“It is an important and historic moment that, in the face of the pandemic, we have agreed to put aside differences and move toward a deal that will involve OPEC+ members and other oil-producing countries.”

The price of Brent crude, the Middle East benchmark, reflected the ongoing concern about the level of over-supply, regardless of the OPEC+ deal. It stood at $33.35, down almost 1 percent, in mid-afternoon US trading.

The online meeting began with a gloomy outlook as OPEC detailed the collapse of global oil demand. Analysts believe that more than 20 percent of worldwide consumption disappeared in March as economies ground to a halt because of measures to slow the spread of the coronavirus. With producers pumping crude at record rates, they are rapidly running out of global storage capacity.

Mohammed Barkindo, OPEC’s secretary general, told delegates that storage space will be full by next month if no cuts are agreed. He estimated that an average of 6.85 million barrels per day of demand would be lost this year. “The supply and demand fundamentals are horrifying,” he added.

Alexander Novak, the Russian energy minister, told the meeting that all oil producers should contribute to the cuts. His comment was aimed at the US, which was not represented at the Vienna gathering.

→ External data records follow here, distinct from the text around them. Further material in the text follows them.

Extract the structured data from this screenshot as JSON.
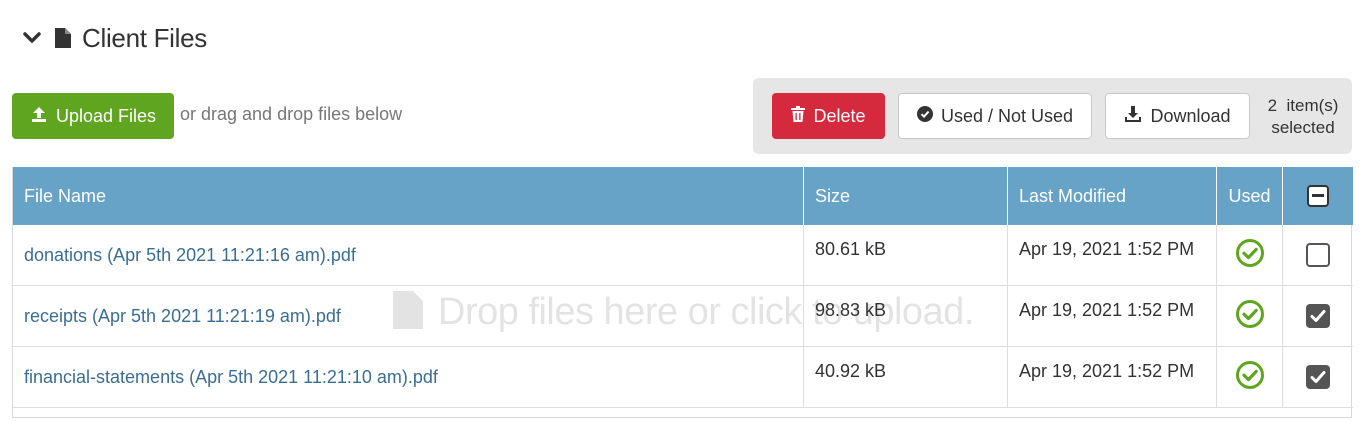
{
  "section": {
    "title": "Client Files",
    "collapse_icon": "chevron-down-icon",
    "file_icon": "file-icon"
  },
  "upload": {
    "button_label": "Upload Files",
    "icon": "upload-icon",
    "hint": "or drag and drop files below"
  },
  "actions": {
    "delete_label": "Delete",
    "used_label": "Used / Not Used",
    "download_label": "Download",
    "selected_count": "2",
    "selected_suffix": "item(s)",
    "selected_text": "selected"
  },
  "table": {
    "columns": [
      "File Name",
      "Size",
      "Last Modified",
      "Used"
    ],
    "rows": [
      {
        "name": "donations (Apr 5th 2021 11:21:16 am).pdf",
        "size": "80.61 kB",
        "modified": "Apr 19, 2021 1:52 PM",
        "used": true,
        "checked": false
      },
      {
        "name": "receipts (Apr 5th 2021 11:21:19 am).pdf",
        "size": "98.83 kB",
        "modified": "Apr 19, 2021 1:52 PM",
        "used": true,
        "checked": true
      },
      {
        "name": "financial-statements (Apr 5th 2021 11:21:10 am).pdf",
        "size": "40.92 kB",
        "modified": "Apr 19, 2021 1:52 PM",
        "used": true,
        "checked": true
      }
    ]
  },
  "dropzone": {
    "text": "Drop files here or click to upload."
  },
  "colors": {
    "header_bg": "#66a3c7",
    "upload_green": "#5fa51f",
    "delete_red": "#d5293e",
    "used_green": "#5fa51f",
    "link_blue": "#3a6e92"
  }
}
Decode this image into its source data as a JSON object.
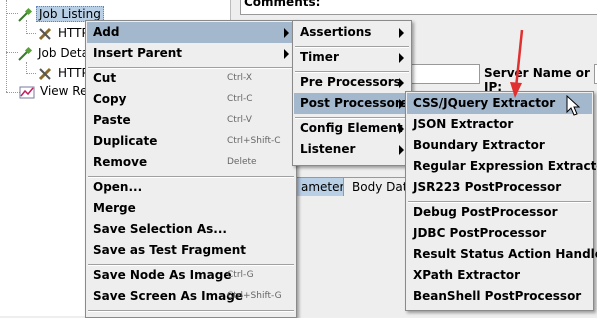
{
  "tree": {
    "items": [
      {
        "label": "Job Listing",
        "icon": "test-fragment-icon"
      },
      {
        "label": "HTTP",
        "icon": "http-sampler-icon"
      },
      {
        "label": "Job Details",
        "icon": "test-fragment-icon"
      },
      {
        "label": "HTTP",
        "icon": "http-sampler-icon"
      },
      {
        "label": "View Re",
        "icon": "listener-graph-icon"
      }
    ]
  },
  "panel": {
    "comments_label": "Comments:",
    "server_label": "Server Name or IP:",
    "tab_parameters": "ameters",
    "tab_body_data": "Body Data"
  },
  "context_menu": {
    "add": "Add",
    "insert_parent": "Insert Parent",
    "cut": "Cut",
    "cut_sc": "Ctrl-X",
    "copy": "Copy",
    "copy_sc": "Ctrl-C",
    "paste": "Paste",
    "paste_sc": "Ctrl-V",
    "duplicate": "Duplicate",
    "duplicate_sc": "Ctrl+Shift-C",
    "remove": "Remove",
    "remove_sc": "Delete",
    "open": "Open...",
    "merge": "Merge",
    "save_selection": "Save Selection As...",
    "save_fragment": "Save as Test Fragment",
    "save_node_image": "Save Node As Image",
    "save_node_image_sc": "Ctrl-G",
    "save_screen_image": "Save Screen As Image",
    "save_screen_image_sc": "Ctrl+Shift-G"
  },
  "add_menu": {
    "assertions": "Assertions",
    "timer": "Timer",
    "pre_processors": "Pre Processors",
    "post_processors": "Post Processors",
    "config_element": "Config Element",
    "listener": "Listener"
  },
  "post_menu": {
    "items": [
      "CSS/JQuery Extractor",
      "JSON Extractor",
      "Boundary Extractor",
      "Regular Expression Extractor",
      "JSR223 PostProcessor",
      "Debug PostProcessor",
      "JDBC PostProcessor",
      "Result Status Action Handler",
      "XPath Extractor",
      "BeanShell PostProcessor"
    ]
  },
  "colors": {
    "highlight": "#a3b8cc",
    "annotation_arrow": "#e03030"
  }
}
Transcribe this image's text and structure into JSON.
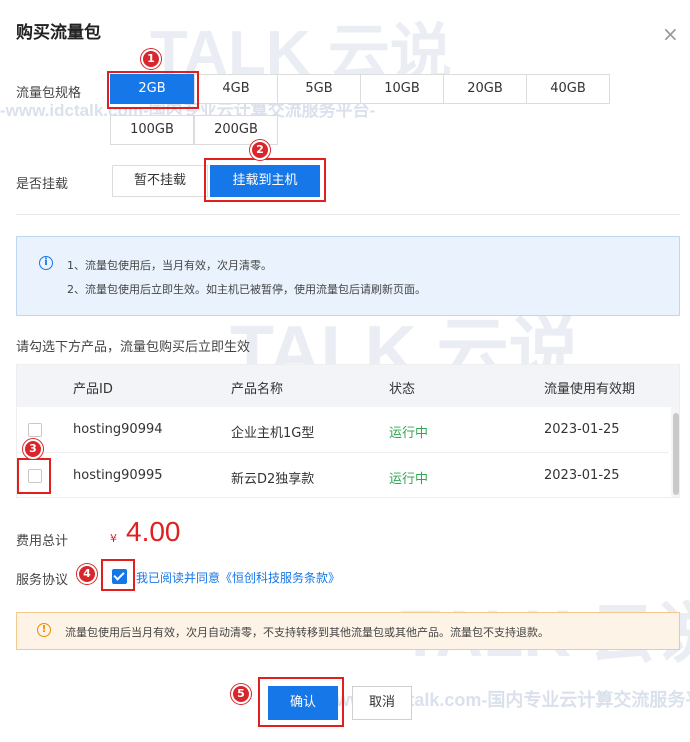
{
  "dialog": {
    "title": "购买流量包",
    "close_symbol": "×"
  },
  "spec": {
    "label": "流量包规格",
    "options": [
      "2GB",
      "4GB",
      "5GB",
      "10GB",
      "20GB",
      "40GB",
      "100GB",
      "200GB"
    ],
    "selected": "2GB"
  },
  "mount": {
    "label": "是否挂载",
    "options": [
      "暂不挂载",
      "挂载到主机"
    ],
    "selected": "挂载到主机"
  },
  "notice": {
    "icon": "info-icon",
    "lines": [
      "1、流量包使用后，当月有效，次月清零。",
      "2、流量包使用后立即生效。如主机已被暂停，使用流量包后请刷新页面。"
    ]
  },
  "product_hint": "请勾选下方产品，流量包购买后立即生效",
  "table": {
    "columns": [
      "产品ID",
      "产品名称",
      "状态",
      "流量使用有效期"
    ],
    "rows": [
      {
        "id": "hosting90994",
        "name": "企业主机1G型",
        "status": "运行中",
        "expiry": "2023-01-25"
      },
      {
        "id": "hosting90995",
        "name": "新云D2独享款",
        "status": "运行中",
        "expiry": "2023-01-25"
      }
    ]
  },
  "total": {
    "label": "费用总计",
    "currency": "¥",
    "amount": "4.00"
  },
  "agreement": {
    "label": "服务协议",
    "checked": true,
    "text": "我已阅读并同意《恒创科技服务条款》"
  },
  "warning": {
    "icon": "warning-icon",
    "text": "流量包使用后当月有效，次月自动清零，不支持转移到其他流量包或其他产品。流量包不支持退款。"
  },
  "buttons": {
    "confirm": "确认",
    "cancel": "取消"
  },
  "markers": [
    "1",
    "2",
    "3",
    "4",
    "5"
  ],
  "watermarks": {
    "brand": "TALK 云说",
    "site": "-www.idctalk.com-国内专业云计算交流服务平台-"
  },
  "colors": {
    "accent": "#1677e8",
    "price": "#e02020",
    "status_running": "#2fa84f",
    "annotation": "#e11f1f"
  }
}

Dan Brouillette, the US energy secretary, is expected to take part in the G20 conference today.

Nvidia deal for Arm will drive computing power growth, says SoftBank’s CEO

Updated 23 October 2020

Nvidia deal for Arm will drive computing power growth, says SoftBank’s CEO

  • Saudi Arabia's Public Investment Fund (PIF) is an anchor investor in the $100 billion Vision Fund

TOKYO/DUBAI: SoftBank Group Corp. CEO Masayoshi Son said on Thursday the sale of chip designer Arm to Nvidia Corp. will drive growth in computing power, in his first public comments since the $40 billion deal was announced in September.
Son made the comments at a virtual summit about artificial intelligence hosted by Saudi Arabia, an anchor investor in the $100 billion Vision Fund, at which he reiterated his belief that AI would transform society.
The Nvidia deal, part of a series of asset sales by Son, whose group has been shaken by soured investments and the COVID-19 pandemic, has raised concerns it will threaten Arm’s role as a neutral supplier in the industry.
Son is set to speak next week with Nvidia CEO Jensen Huang at SoftBank World, the group’s annual event for customers and suppliers that is being retooled as it focuses on investing.
SoftBank’s growing cash pile is driving speculation about future investment plans, with the Vision Fund targeting external funding for a blank-check company, a source said, in a sign the group is regaining its mojo.
“I am a risk taker,” Son said on Thursday.
Rajeev Misra, CEO of SoftBank Investment Advisers which oversees the Vision Fund, said the market share gained by online commerce companies in the last six to eight months is more than what they gained in the previous four years put together.
“COVID has accelerated the acceleration of AI even further,” Misra told the same conference, adding in the 105 companies Vision Fund 1 and 2 have invested in, artificial intelligence is the core of their businesses.